Helping Your Dog Recover From Accidents & Surgery
Find food that fits your pet’s needs
Find a dog food that fits your pet’s needs
Find a cat food that fits your pet’s needs
Imagine being hurt or injured and not able to ask for what you need to feel better. That is exactly what your dog feels during a serious illness, or after an accident or surgery. All he wants to do is run and play, but he needs adequate time and nutrition to recuperate. To help him recover fully, he'll need additional care and attention from you.
Helping your dog recover
You should always give medication at the correct times, and take care of wounds and dressings as instructed. It's also important to provide lots of love, reassurance and encouragement to eat, and only feed the dog food recommended by your veterinarian.
Correct balance of nutrients
Because the body has difficulty obtaining enough energy during this time, the dog food needs to be high in energy, easily digestible, and extra-rich in essential fats, proteins, vitamins and minerals.
What happens during recovery?
There will be times in your dog's life when he will need your help to recover. This could be due to a wide variety of conditions— from minor illness or elective surgery to something more serious like an accident or cancer. Dogs need extra energy and nutrients, in an appetizing form, to speed up the recovery process. Even if a dog is not severely distressed, you can help recovery by feeding the right dog food and giving plenty of care and love at home.
Is your dog making progress?
Recovery can be delayed by a number of factors including incorrect nutrition and not eating enough. Whatever the reason, it's important to look for the following signs. If you notice any of them, contact your veterinarian.
- Weight loss
- Poor appetite
- Increased thirst
- Tired, lacking energy
- Wound is not healing
- Sensitive to touch
- Increased breathing rate
IMPORTANT: Rapid weight loss, particularly when combined with loss of appetite indicates a stress response requiring attention. If you are in any doubt, consult your veterinarian immediately.
Remember to keep a close eye on your dog's condition to help him get through this difficult time.
The importance of nutrition
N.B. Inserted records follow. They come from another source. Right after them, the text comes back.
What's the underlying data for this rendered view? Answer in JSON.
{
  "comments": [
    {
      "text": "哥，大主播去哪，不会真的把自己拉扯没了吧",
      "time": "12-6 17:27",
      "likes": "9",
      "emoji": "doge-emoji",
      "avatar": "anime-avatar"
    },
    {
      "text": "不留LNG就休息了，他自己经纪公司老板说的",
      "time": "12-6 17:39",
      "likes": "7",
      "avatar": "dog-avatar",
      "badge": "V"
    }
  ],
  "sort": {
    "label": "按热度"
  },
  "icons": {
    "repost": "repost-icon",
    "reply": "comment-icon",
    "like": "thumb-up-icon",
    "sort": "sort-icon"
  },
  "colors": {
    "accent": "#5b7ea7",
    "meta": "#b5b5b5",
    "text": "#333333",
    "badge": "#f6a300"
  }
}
The food your dog eats plays an important role in his overall health and well-being. The food you feed him can have a tremendous effect on his ability to recover. He will be under a lot of stress from healing and dealing with his condition, so he will need more energy to deal with these changes. However, he may be reluctant to eat.
Most food won't have the right consistency or taste for dogs who don't feel like eating. These dogs will need therapeutic food that provides exceptional taste and has the right consistency to be spoon fed, if needed. Also, his regular foods may not provide the added fat, protein and key nutrients dogs need during recovery. Feeding him a dog food that is highly digestible and has increased levels of key nutrients will speed his healing.
Balanced nutrition is an essential part of an active, healthy lifestyle. When your dog is recovering from an illness or operation, it's even more important to feed the right dog food. For accurate diagnosis and treatment options, always consult your veterinarian and ask them to recommend the best food for your dog's recovery.
Ask Your Veterinarian About Recovery from Serious Illness, Accident or Surgery:
- Are there any foods I should avoid giving my ,dog because of his condition?
- Ask how human food can affect your dog's health.
- Would you recommend a Hill's® Prescription Diet® dog food for my dog's recovery?
- Ask about special nutritional concerns for your dog
- How much / how often you should feed the recommended food to your dog
- How quickly should I expect to see signs of improvement in my dog's condition?
- Can you provide me with written instructions or a booklet on recovery care for my dog?
- What is the best way (email/phone) to reach you or your hospital if I have questions?
- Ask if you need a follow-up appointment.
- Ask if a reminder email or notice will be sent.